* **What you will do**
Please reproduce each of the following entries exactly.

Input data: Begin

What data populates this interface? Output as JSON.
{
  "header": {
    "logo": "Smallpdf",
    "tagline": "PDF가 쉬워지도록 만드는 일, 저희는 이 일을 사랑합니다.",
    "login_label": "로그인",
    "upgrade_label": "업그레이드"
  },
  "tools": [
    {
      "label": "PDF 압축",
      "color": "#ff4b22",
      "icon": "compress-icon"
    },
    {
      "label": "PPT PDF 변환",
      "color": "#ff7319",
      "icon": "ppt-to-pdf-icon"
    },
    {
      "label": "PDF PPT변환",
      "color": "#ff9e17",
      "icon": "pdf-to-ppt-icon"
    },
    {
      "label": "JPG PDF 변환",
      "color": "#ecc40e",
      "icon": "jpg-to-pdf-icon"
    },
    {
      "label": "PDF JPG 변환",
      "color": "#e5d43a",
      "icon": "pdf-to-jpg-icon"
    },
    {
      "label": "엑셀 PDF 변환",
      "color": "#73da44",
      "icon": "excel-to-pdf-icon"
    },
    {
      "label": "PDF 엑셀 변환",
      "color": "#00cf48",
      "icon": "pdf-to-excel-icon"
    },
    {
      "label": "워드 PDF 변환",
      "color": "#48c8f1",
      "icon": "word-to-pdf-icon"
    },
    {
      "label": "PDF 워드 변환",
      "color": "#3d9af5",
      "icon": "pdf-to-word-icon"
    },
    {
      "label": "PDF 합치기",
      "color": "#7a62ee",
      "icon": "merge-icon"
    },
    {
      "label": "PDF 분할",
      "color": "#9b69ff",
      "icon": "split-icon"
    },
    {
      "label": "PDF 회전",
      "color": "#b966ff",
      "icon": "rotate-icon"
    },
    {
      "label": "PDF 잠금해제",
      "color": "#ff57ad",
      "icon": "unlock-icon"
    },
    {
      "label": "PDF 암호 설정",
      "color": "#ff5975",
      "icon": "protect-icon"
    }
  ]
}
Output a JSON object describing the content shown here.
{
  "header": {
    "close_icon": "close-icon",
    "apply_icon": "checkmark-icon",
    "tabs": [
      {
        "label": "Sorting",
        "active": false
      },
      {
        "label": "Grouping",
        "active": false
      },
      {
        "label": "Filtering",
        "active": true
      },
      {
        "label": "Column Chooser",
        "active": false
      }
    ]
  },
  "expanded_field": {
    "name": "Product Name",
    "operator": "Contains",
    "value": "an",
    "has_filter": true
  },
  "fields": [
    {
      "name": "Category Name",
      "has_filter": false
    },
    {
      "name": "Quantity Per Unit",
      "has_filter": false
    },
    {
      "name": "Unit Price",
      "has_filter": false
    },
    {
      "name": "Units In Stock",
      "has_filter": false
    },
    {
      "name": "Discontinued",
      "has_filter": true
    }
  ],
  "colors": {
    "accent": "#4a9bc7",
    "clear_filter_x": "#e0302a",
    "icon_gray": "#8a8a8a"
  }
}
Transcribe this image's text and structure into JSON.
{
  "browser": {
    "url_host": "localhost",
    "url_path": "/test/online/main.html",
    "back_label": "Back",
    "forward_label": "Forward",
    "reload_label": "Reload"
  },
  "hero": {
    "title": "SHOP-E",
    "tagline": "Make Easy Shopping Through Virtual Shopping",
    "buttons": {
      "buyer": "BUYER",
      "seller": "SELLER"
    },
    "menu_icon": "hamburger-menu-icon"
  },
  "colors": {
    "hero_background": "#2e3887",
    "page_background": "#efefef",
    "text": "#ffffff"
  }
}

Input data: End

* **Exercise answer**
What data populates this interface? Output as JSON.
{
  "header": {
    "logo": "Smallpdf",
    "tagline": "PDF가 쉬워지도록 만드는 일, 저희는 이 일을 사랑합니다.",
    "login_label": "로그인",
    "upgrade_label": "업그레이드"
  },
  "tools": [
    {
      "label": "PDF 압축",
      "color": "#ff4b22",
      "icon": "compress-icon"
    },
    {
      "label": "PPT PDF 변환",
      "color": "#ff7319",
      "icon": "ppt-to-pdf-icon"
    },
    {
      "label": "PDF PPT변환",
      "color": "#ff9e17",
      "icon": "pdf-to-ppt-icon"
    },
    {
      "label": "JPG PDF 변환",
      "color": "#ecc40e",
      "icon": "jpg-to-pdf-icon"
    },
    {
      "label": "PDF JPG 변환",
      "color": "#e5d43a",
      "icon": "pdf-to-jpg-icon"
    },
    {
      "label": "엑셀 PDF 변환",
      "color": "#73da44",
      "icon": "excel-to-pdf-icon"
    },
    {
      "label": "PDF 엑셀 변환",
      "color": "#00cf48",
      "icon": "pdf-to-excel-icon"
    },
    {
      "label": "워드 PDF 변환",
      "color": "#48c8f1",
      "icon": "word-to-pdf-icon"
    },
    {
      "label": "PDF 워드 변환",
      "color": "#3d9af5",
      "icon": "pdf-to-word-icon"
    },
    {
      "label": "PDF 합치기",
      "color": "#7a62ee",
      "icon": "merge-icon"
    },
    {
      "label": "PDF 분할",
      "color": "#9b69ff",
      "icon": "split-icon"
    },
    {
      "label": "PDF 회전",
      "color": "#b966ff",
      "icon": "rotate-icon"
    },
    {
      "label": "PDF 잠금해제",
      "color": "#ff57ad",
      "icon": "unlock-icon"
    },
    {
      "label": "PDF 암호 설정",
      "color": "#ff5975",
      "icon": "protect-icon"
    }
  ]
}
Output a JSON object describing the content shown here.
{
  "header": {
    "close_icon": "close-icon",
    "apply_icon": "checkmark-icon",
    "tabs": [
      {
        "label": "Sorting",
        "active": false
      },
      {
        "label": "Grouping",
        "active": false
      },
      {
        "label": "Filtering",
        "active": true
      },
      {
        "label": "Column Chooser",
        "active": false
      }
    ]
  },
  "expanded_field": {
    "name": "Product Name",
    "operator": "Contains",
    "value": "an",
    "has_filter": true
  },
  "fields": [
    {
      "name": "Category Name",
      "has_filter": false
    },
    {
      "name": "Quantity Per Unit",
      "has_filter": false
    },
    {
      "name": "Unit Price",
      "has_filter": false
    },
    {
      "name": "Units In Stock",
      "has_filter": false
    },
    {
      "name": "Discontinued",
      "has_filter": true
    }
  ],
  "colors": {
    "accent": "#4a9bc7",
    "clear_filter_x": "#e0302a",
    "icon_gray": "#8a8a8a"
  }
}
Transcribe this image's text and structure into JSON.
{
  "browser": {
    "url_host": "localhost",
    "url_path": "/test/online/main.html",
    "back_label": "Back",
    "forward_label": "Forward",
    "reload_label": "Reload"
  },
  "hero": {
    "title": "SHOP-E",
    "tagline": "Make Easy Shopping Through Virtual Shopping",
    "buttons": {
      "buyer": "BUYER",
      "seller": "SELLER"
    },
    "menu_icon": "hamburger-menu-icon"
  },
  "colors": {
    "hero_background": "#2e3887",
    "page_background": "#efefef",
    "text": "#ffffff"
  }
}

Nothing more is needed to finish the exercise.